Sort through the material below and copy each line with "VARCHAR".

__________________________________________________

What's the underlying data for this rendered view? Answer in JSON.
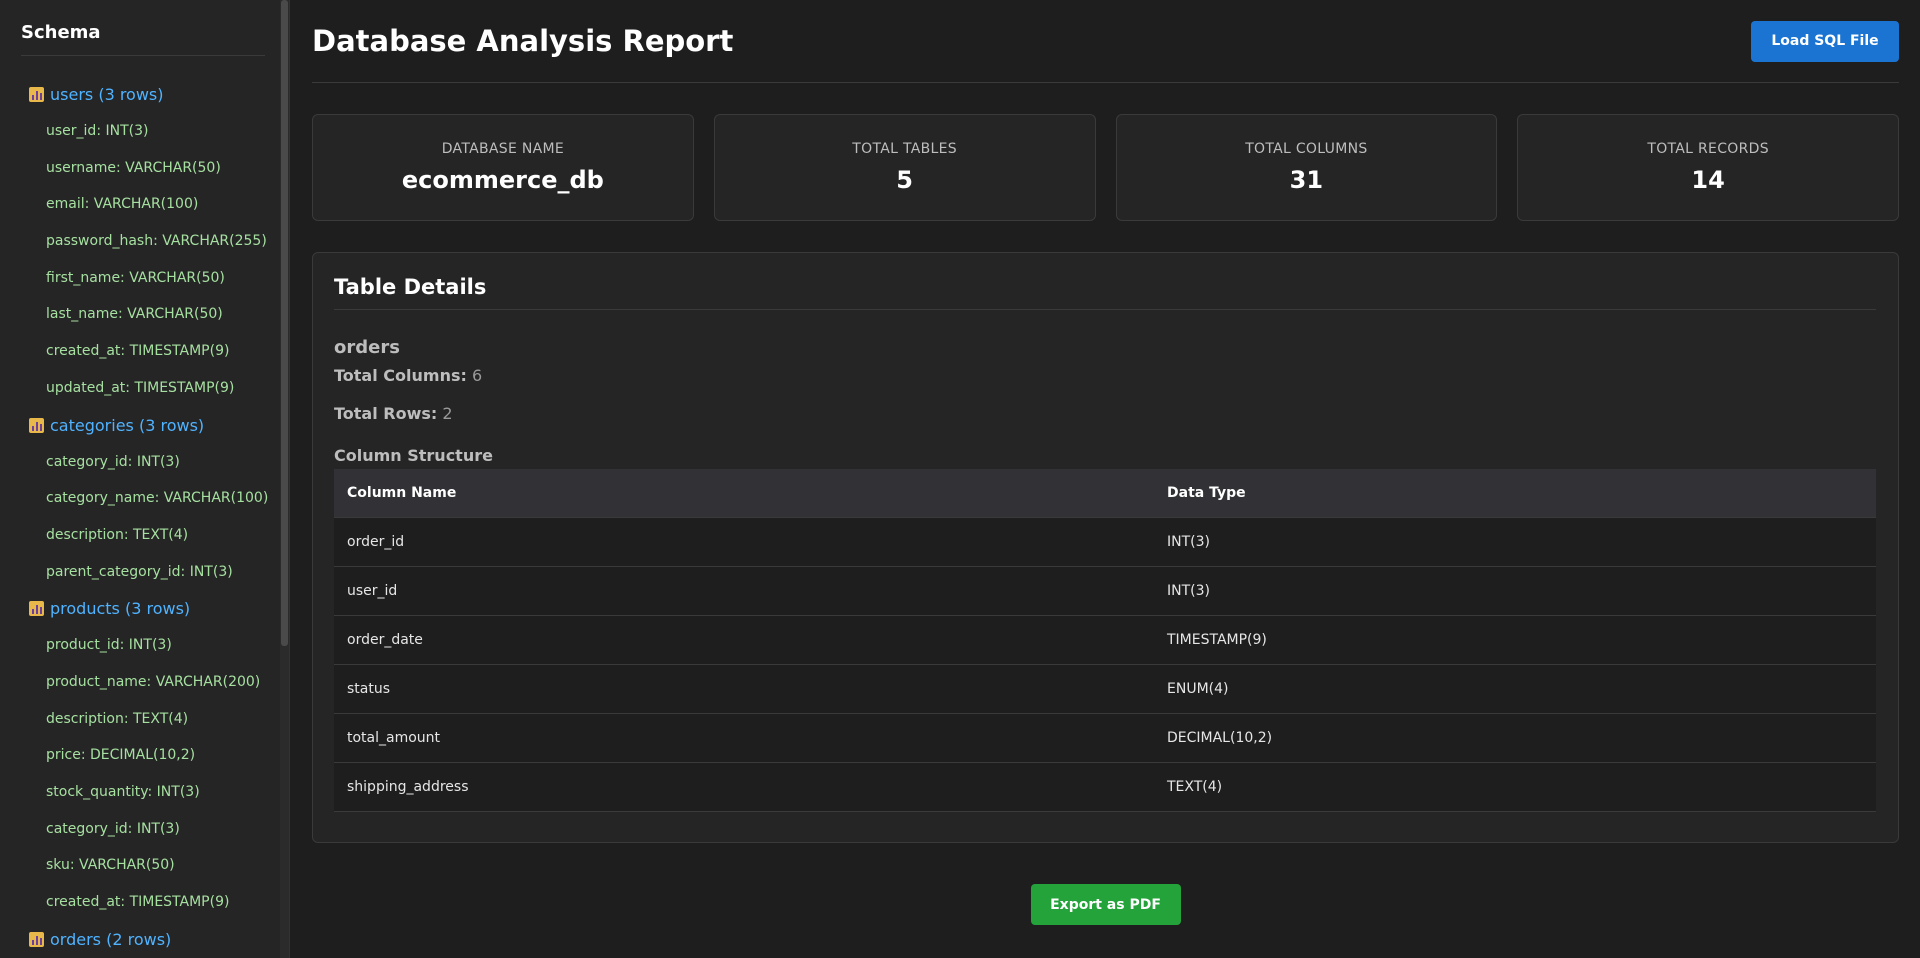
{
  "sidebar": {
    "title": "Schema",
    "tables": [
      {
        "label": "users (3 rows)",
        "columns": [
          "user_id: INT(3)",
          "username: VARCHAR(50)",
          "email: VARCHAR(100)",
          "password_hash: VARCHAR(255)",
          "first_name: VARCHAR(50)",
          "last_name: VARCHAR(50)",
          "created_at: TIMESTAMP(9)",
          "updated_at: TIMESTAMP(9)"
        ]
      },
      {
        "label": "categories (3 rows)",
        "columns": [
          "category_id: INT(3)",
          "category_name: VARCHAR(100)",
          "description: TEXT(4)",
          "parent_category_id: INT(3)"
        ]
      },
      {
        "label": "products (3 rows)",
        "columns": [
          "product_id: INT(3)",
          "product_name: VARCHAR(200)",
          "description: TEXT(4)",
          "price: DECIMAL(10,2)",
          "stock_quantity: INT(3)",
          "category_id: INT(3)",
          "sku: VARCHAR(50)",
          "created_at: TIMESTAMP(9)"
        ]
      },
      {
        "label": "orders (2 rows)",
        "columns": []
      }
    ]
  },
  "header": {
    "title": "Database Analysis Report",
    "load_button": "Load SQL File"
  },
  "stats": [
    {
      "label": "DATABASE NAME",
      "value": "ecommerce_db"
    },
    {
      "label": "TOTAL TABLES",
      "value": "5"
    },
    {
      "label": "TOTAL COLUMNS",
      "value": "31"
    },
    {
      "label": "TOTAL RECORDS",
      "value": "14"
    }
  ],
  "details": {
    "title": "Table Details",
    "table_name": "orders",
    "total_columns_label": "Total Columns:",
    "total_columns_value": "6",
    "total_rows_label": "Total Rows:",
    "total_rows_value": "2",
    "structure_title": "Column Structure",
    "headers": [
      "Column Name",
      "Data Type"
    ],
    "rows": [
      [
        "order_id",
        "INT(3)"
      ],
      [
        "user_id",
        "INT(3)"
      ],
      [
        "order_date",
        "TIMESTAMP(9)"
      ],
      [
        "status",
        "ENUM(4)"
      ],
      [
        "total_amount",
        "DECIMAL(10,2)"
      ],
      [
        "shipping_address",
        "TEXT(4)"
      ]
    ]
  },
  "export_button": "Export as PDF",
  "colors": {
    "accent_blue": "#1b74d1",
    "accent_green": "#23a33a",
    "table_link": "#4fb3ff",
    "column_text": "#a6e0a0"
  },
  "icons": {
    "table_icon": "bar-chart-icon"
  }
}
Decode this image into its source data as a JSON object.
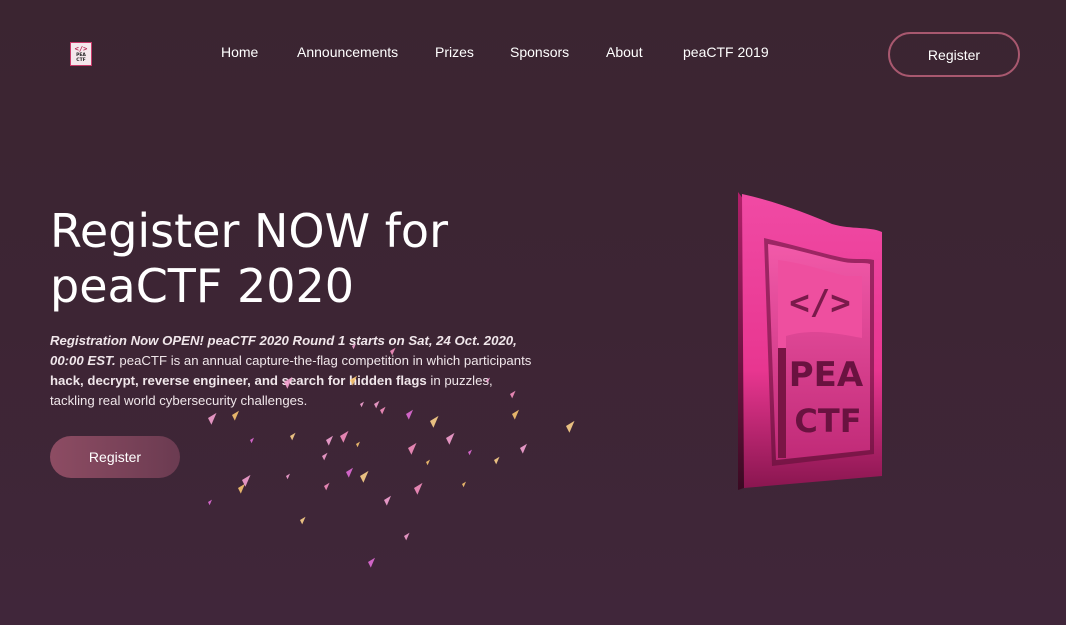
{
  "logo": {
    "tag": "</>",
    "text_line1": "PEA",
    "text_line2": "CTF"
  },
  "nav": {
    "items": [
      {
        "label": "Home"
      },
      {
        "label": "Announcements"
      },
      {
        "label": "Prizes"
      },
      {
        "label": "Sponsors"
      },
      {
        "label": "About"
      },
      {
        "label": "peaCTF 2019"
      }
    ],
    "register_label": "Register"
  },
  "hero": {
    "title_line1": "Register NOW for",
    "title_line2": "peaCTF 2020",
    "desc_emphasis": "Registration Now OPEN! peaCTF 2020 Round 1 starts on Sat, 24 Oct. 2020, 00:00 EST.",
    "desc_part1": " peaCTF is an annual capture-the-flag competition in which participants ",
    "desc_bold": "hack, decrypt, reverse engineer, and search for hidden flags",
    "desc_part2": " in puzzles, tackling real world cybersecurity challenges.",
    "register_label": "Register"
  },
  "flag_art": {
    "code_tag": "</>",
    "word1": "PEA",
    "word2": "CTF"
  },
  "colors": {
    "background": "#3d2534",
    "accent_pink": "#e8368f",
    "button": "#8d4c63",
    "outline": "#a8586f"
  }
}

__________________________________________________

[Written answer]:
          "username: VARCHAR(50)",
          "email: VARCHAR(100)",
          "password_hash: VARCHAR(255)",
          "first_name: VARCHAR(50)",
          "last_name: VARCHAR(50)",
          "category_name: VARCHAR(100)",
          "product_name: VARCHAR(200)",
          "sku: VARCHAR(50)",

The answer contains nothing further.